The Story of the Nag Hammadi Library

The story of the origins of the Nag Hammadi texts is fascinating, dark, and full of intrigue. It is perhaps best told by Elaine Pagels in her monumental book, The Gnostic Gospels in 1979.

The scene is 1945 in Upper Egypt. Near the town of Naj ‘Hammádì is a mountain filled with hundreds of caves covered with burials dating back thousands of years. Muhammad ‘Alí al-Sammán, an Egyptian peasant, and his brother were digging for soft soil they could use for their family’s crops when they hit a meter tall earthen jar. They were initially afraid of the jar because it might contain a jinn, or genie. However, in the hopes that it might contain gold, they broke open the jar to find thirteen leather bound books (“codices”) written on papyrus leaves. They brought the books home, and tragically, their mother used some of the papyrus as kindling for their fire.

At the same time, the brothers were seeking for the right opportunity to avenge their father’s killing. They waited for just the right moment when they attacked another man by hacking off each of his limbs, ripping out his heart, and devouring it. During a polic investigation into the murder, the brothers gave the books to a priest, who shared them with a local history teacher, who sent them to a friend in Cairo to determine if they had any value. Some of the texts got lost through the Black Market until they were acquired by the government to be given to the Museum in Cairo (The Coptic Museum), but several were smuggled out of Egypt and sold in America. This drew the attention of scholars from all over the world.

Originally, the thirteen books contained fifty-two unique, early Christian texts that were rejected by an early Orthodoxy that had emerged in the first couple hundred years of Christianity. Each of the texts were Coptic translation made over 1,500 years prior to their discovery. They were based on Greek originals. Some were considered apocryphal (“hidden”), or Gnostic (“knowledge”), or even heretical, especially once Constantine made Christianity the official religion of the empire. They were likely hidden in the jar in the cave by monks from a nearby abbey seeking to preserve the texts from a violent crackdown on non-church approved books. Early Christian thinkers like Irenaeus complained of the many extent Gospels and other texts that were possessed by many, which conflicted with the goal of a universal, or Catholic, church.

The fifty-two texts represent an incredible amount of diversity in early Christian writing that is not found in the New Testament. Some are books of poems, others are alternative gospels that conflict with New Testament writings, some are theological dialogues in the vein of Plato, myths, and others.
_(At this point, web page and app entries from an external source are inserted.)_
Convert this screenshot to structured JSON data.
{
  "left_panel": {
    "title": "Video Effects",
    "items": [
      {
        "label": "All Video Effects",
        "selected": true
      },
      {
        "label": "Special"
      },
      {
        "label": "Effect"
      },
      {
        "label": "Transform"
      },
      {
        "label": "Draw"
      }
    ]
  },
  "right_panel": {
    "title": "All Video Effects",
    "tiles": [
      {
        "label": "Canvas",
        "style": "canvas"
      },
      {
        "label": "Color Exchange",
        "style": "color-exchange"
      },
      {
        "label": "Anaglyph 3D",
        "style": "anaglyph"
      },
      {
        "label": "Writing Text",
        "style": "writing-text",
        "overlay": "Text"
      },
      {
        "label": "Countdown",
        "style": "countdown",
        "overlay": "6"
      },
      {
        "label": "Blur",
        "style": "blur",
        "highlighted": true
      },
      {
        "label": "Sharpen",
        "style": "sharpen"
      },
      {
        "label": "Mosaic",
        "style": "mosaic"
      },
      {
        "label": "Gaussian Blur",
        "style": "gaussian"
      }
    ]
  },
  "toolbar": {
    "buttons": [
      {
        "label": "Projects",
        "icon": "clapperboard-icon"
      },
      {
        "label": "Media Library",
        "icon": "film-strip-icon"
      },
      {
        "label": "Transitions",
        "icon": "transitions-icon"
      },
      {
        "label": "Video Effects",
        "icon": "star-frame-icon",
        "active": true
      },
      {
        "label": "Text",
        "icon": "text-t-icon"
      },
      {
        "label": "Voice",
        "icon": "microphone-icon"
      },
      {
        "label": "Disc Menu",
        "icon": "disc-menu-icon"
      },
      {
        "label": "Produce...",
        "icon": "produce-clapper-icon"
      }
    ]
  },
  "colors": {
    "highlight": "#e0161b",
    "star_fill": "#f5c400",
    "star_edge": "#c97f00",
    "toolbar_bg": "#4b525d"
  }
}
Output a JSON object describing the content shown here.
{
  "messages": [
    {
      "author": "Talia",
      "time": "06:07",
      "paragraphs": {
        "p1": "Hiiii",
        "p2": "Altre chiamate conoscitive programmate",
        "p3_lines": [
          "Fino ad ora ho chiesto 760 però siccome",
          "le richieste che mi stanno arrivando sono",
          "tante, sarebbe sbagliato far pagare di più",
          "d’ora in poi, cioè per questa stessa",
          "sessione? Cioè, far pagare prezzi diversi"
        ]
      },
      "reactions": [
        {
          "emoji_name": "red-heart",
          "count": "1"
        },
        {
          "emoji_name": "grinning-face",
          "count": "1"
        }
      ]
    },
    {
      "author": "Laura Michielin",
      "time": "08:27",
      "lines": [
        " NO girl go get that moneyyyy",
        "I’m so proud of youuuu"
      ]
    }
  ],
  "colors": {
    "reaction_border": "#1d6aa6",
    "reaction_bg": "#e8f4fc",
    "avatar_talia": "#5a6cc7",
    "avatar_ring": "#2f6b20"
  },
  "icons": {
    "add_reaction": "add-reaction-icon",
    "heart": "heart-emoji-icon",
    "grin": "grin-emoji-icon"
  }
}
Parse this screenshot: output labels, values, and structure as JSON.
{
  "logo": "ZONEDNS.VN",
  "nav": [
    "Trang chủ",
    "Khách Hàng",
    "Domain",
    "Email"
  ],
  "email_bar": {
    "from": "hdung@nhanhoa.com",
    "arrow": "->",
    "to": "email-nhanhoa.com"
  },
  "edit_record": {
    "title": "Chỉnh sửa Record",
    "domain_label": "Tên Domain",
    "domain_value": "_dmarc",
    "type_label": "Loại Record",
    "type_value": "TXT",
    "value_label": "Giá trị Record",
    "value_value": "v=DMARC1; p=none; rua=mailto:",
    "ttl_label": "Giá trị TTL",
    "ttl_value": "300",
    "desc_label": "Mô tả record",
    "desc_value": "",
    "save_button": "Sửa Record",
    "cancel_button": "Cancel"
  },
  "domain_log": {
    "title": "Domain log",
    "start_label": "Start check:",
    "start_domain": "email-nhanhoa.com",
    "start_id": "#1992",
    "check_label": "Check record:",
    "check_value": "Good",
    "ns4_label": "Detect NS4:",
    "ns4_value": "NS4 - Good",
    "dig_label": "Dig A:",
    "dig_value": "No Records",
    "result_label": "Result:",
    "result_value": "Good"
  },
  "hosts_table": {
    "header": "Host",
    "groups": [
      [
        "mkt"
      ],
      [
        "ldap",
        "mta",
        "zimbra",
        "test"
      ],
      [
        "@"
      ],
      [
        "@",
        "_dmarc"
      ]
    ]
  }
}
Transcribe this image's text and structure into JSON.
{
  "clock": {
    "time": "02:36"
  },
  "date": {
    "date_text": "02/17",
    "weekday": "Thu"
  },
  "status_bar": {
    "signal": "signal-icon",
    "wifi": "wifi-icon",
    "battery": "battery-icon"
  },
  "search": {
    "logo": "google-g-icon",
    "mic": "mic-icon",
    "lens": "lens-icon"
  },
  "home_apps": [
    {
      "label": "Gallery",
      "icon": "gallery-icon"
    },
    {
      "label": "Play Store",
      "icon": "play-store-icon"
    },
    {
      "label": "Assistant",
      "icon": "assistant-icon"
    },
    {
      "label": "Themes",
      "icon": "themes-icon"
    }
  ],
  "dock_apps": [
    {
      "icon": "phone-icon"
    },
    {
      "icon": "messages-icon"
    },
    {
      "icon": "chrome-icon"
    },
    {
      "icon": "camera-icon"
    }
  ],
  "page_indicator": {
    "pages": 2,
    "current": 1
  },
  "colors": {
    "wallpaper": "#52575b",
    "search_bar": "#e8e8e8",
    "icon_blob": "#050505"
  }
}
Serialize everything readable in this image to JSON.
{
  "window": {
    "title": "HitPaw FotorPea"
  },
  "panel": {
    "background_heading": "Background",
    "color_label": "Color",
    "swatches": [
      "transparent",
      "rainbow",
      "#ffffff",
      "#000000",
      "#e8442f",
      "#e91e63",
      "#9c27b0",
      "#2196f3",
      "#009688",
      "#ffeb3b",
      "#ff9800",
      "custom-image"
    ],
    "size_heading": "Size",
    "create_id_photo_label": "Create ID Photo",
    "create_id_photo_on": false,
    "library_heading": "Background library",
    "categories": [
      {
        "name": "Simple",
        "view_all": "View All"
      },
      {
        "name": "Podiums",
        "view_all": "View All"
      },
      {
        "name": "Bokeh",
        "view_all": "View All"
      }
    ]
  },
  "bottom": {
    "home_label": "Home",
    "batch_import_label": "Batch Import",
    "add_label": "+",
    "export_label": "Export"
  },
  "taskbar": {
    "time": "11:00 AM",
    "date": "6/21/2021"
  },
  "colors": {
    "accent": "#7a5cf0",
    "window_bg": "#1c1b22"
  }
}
Some of them, particularly the Gospel of Philip and the Gospel of Thomas, date back to the writing of the four canonical Gospels. Some have likened these heretical Gnostic writings to a kind of mystical alternative to the orthodox church teaching: like Zen Buddhism, or Kabbalah in Judaism, or Sufism in Islam.

The Nag Hammadi texts are as follows:

The Acts of Peter and the Twelve Apostles

Allogenes – The Foreigner

The Apocalypse (Revelation) of Adam

The (First) Apocalypse (Revelation) of James

The (Second) Apocalypse (Revelation) of James

The Apocalypse (Revelation) of Paul

The Apocalypse (Revelation) of Peter

The Apocryphon (Secret Book) of James

The Apocryphon (Secret Book) of John

Asclepius 21-29

Authoritative Teaching

The Book of Thomas the Contender

The Concept of Our Great Power

The Dialogue of the Savior

The Discourse on the Eighth and Ninth

Eugnostos the Blessed

The Exegesis on the Soul

The Gospel of the Egyptians

The Gospel of Philip

The Gospel of Thomas

The Gospel of Truth

The Hypostasis of the Archons – The Reality of the Rulers


The Interpretation of Knowledge

The Letter of Peter to Philip



On the Anointing

On the Baptism A and B

On the Eucharist A and B

On the Origin of the World

The Paraphrase of Shem

Plato, Republic 588A-589B

The Prayer of the Apostle Paul

The Prayer of Thanksgiving

The Second Treatise of the Great Seth

The Sentences of Sextus

The Sophia of Jesus Christ

The Teachings of Silvanus

The Testimony of Truth

The Thought of Norea

The Three Steles of Seth

The Thunder, Perfect Mind

The Treatise on the Resurrection

Trimorphic Protennoia – Three Forms of First Thought

The Tripartite Tractate

A Valentinian Exposition


Leave a Reply

Fill in your details below or click an icon to log in: Logo

You are commenting using your account. Log Out /  Change )

Twitter picture

You are commenting using your Twitter account. Log Out /  Change )

Facebook photo

You are commenting using your Facebook account. Log Out /  Change )

Connecting to %s